(Source records)
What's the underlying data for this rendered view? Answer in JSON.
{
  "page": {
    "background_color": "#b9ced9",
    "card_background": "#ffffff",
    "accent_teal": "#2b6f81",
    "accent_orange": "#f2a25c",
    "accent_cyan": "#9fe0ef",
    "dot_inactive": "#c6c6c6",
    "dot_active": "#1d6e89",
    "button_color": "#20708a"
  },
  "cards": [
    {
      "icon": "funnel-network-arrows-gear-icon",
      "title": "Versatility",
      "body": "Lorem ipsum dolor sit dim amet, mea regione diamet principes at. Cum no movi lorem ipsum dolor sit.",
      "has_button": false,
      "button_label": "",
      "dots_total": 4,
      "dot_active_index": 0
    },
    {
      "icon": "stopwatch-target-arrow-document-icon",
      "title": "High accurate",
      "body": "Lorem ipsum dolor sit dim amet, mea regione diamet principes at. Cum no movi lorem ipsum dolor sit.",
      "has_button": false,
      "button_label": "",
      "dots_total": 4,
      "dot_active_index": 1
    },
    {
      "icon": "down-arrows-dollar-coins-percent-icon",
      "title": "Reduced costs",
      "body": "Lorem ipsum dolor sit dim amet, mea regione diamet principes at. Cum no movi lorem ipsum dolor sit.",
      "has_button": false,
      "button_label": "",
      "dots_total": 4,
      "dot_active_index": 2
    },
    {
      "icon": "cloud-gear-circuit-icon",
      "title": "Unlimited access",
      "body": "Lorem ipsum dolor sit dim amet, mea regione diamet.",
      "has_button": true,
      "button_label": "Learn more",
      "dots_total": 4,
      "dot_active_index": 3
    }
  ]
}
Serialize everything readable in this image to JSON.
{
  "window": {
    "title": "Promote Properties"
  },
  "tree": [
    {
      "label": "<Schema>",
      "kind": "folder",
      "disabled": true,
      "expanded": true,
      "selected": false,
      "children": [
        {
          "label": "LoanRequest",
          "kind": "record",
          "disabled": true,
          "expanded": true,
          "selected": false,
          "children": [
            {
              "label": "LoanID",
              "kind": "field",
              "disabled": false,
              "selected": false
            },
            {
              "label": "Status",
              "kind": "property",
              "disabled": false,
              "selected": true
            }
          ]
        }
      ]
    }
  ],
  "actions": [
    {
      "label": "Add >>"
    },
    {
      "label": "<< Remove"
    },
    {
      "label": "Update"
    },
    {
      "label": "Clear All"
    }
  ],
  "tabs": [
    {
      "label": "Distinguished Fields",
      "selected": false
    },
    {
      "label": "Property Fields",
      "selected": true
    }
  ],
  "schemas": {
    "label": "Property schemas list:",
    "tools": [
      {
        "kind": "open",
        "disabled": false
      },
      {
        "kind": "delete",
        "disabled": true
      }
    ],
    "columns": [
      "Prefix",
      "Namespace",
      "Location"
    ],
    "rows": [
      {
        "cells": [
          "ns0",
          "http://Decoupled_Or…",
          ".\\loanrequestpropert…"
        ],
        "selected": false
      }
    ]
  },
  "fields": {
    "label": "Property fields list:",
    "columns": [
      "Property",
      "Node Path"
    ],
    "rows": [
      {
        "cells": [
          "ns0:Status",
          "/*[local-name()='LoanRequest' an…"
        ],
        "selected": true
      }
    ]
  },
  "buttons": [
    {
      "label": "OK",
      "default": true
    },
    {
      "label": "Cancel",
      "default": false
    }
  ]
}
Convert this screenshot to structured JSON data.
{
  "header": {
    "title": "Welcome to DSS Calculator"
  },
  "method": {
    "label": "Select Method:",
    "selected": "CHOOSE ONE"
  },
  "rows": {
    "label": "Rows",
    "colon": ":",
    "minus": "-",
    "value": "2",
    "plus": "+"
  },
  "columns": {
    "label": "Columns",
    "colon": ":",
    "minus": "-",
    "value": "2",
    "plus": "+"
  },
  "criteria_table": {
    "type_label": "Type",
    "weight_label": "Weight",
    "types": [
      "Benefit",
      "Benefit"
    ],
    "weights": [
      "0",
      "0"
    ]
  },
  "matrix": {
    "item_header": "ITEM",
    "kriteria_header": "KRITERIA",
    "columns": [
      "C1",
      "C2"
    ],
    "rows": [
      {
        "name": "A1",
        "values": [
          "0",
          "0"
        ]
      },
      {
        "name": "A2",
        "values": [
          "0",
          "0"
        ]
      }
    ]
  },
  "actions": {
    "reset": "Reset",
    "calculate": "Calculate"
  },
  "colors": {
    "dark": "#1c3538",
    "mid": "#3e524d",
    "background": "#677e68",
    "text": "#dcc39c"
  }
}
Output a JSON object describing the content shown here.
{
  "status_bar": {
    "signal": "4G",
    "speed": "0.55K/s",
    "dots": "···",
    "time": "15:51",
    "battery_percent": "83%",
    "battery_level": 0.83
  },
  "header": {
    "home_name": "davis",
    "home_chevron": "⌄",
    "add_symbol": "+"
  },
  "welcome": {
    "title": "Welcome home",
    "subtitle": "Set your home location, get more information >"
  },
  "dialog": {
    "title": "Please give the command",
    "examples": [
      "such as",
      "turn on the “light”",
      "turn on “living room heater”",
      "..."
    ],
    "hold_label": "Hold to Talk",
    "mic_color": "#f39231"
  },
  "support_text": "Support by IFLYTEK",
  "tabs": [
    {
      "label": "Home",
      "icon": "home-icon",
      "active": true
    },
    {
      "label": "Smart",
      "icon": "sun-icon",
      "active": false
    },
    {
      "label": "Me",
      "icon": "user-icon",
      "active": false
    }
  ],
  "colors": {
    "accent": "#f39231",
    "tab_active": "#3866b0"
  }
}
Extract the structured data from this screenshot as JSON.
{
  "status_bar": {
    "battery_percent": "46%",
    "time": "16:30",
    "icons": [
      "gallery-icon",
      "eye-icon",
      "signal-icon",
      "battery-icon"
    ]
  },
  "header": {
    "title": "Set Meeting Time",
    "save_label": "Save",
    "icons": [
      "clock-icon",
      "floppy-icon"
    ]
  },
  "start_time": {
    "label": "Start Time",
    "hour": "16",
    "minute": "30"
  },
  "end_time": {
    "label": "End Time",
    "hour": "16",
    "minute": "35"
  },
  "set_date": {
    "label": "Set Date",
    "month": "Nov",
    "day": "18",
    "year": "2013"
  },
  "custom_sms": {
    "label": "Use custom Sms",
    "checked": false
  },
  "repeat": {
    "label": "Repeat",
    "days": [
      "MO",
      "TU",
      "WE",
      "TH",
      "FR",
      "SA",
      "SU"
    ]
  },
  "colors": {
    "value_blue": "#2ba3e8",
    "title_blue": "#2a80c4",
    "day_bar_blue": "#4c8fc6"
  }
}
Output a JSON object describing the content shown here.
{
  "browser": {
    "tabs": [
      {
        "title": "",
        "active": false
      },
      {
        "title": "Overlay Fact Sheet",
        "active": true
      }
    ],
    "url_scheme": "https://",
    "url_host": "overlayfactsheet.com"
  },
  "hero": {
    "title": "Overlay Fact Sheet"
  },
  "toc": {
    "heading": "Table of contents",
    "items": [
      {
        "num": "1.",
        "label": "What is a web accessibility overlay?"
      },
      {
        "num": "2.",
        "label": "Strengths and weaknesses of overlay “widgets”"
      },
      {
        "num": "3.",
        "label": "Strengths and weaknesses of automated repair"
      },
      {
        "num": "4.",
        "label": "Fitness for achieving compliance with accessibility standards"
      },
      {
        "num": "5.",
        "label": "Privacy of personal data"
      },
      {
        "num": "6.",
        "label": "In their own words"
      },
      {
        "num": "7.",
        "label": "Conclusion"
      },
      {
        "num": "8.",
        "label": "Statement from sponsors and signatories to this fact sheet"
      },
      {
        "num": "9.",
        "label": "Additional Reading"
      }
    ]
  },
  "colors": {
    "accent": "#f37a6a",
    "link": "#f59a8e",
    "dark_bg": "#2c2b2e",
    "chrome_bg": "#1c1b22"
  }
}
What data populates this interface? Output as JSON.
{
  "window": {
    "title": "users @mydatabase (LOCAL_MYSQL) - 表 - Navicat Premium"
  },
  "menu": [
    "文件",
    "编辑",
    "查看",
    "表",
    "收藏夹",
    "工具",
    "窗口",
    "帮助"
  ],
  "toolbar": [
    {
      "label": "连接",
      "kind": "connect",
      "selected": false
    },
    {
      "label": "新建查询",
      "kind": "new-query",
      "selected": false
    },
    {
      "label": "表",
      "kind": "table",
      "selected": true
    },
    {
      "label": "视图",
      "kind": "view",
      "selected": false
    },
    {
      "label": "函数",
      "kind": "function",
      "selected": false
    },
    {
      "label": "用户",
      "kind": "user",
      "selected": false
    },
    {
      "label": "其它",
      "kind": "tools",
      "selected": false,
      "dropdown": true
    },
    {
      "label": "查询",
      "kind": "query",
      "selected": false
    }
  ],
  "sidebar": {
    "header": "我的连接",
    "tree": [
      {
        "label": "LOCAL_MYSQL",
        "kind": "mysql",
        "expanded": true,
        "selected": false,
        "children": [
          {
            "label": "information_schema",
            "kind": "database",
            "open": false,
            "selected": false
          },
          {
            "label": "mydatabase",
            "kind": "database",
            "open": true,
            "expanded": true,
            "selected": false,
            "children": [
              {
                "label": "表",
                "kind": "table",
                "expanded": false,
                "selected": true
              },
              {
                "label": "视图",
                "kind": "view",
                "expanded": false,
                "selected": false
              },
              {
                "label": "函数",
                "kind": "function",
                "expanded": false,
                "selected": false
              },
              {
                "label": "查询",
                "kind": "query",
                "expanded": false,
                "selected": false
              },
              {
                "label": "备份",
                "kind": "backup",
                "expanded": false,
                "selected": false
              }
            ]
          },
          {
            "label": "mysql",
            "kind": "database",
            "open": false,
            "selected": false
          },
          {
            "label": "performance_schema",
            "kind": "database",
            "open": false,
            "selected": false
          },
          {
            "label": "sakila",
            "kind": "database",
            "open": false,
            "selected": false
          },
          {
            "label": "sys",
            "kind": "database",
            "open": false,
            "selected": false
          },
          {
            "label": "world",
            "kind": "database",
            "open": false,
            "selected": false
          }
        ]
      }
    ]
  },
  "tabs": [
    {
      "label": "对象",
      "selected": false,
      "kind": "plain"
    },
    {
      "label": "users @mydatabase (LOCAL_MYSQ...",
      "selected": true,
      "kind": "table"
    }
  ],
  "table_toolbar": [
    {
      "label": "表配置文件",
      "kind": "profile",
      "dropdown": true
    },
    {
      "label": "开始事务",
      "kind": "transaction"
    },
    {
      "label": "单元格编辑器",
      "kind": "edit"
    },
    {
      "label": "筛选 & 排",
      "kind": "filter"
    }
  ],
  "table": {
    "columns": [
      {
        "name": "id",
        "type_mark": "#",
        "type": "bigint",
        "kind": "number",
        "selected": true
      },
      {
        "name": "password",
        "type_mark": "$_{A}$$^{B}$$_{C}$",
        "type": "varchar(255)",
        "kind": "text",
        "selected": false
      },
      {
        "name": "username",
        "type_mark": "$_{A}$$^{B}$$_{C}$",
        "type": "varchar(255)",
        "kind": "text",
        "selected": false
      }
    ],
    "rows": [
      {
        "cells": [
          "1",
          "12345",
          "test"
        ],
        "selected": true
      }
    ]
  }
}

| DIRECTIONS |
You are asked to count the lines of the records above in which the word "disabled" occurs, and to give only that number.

| COMPLETED TASK |
6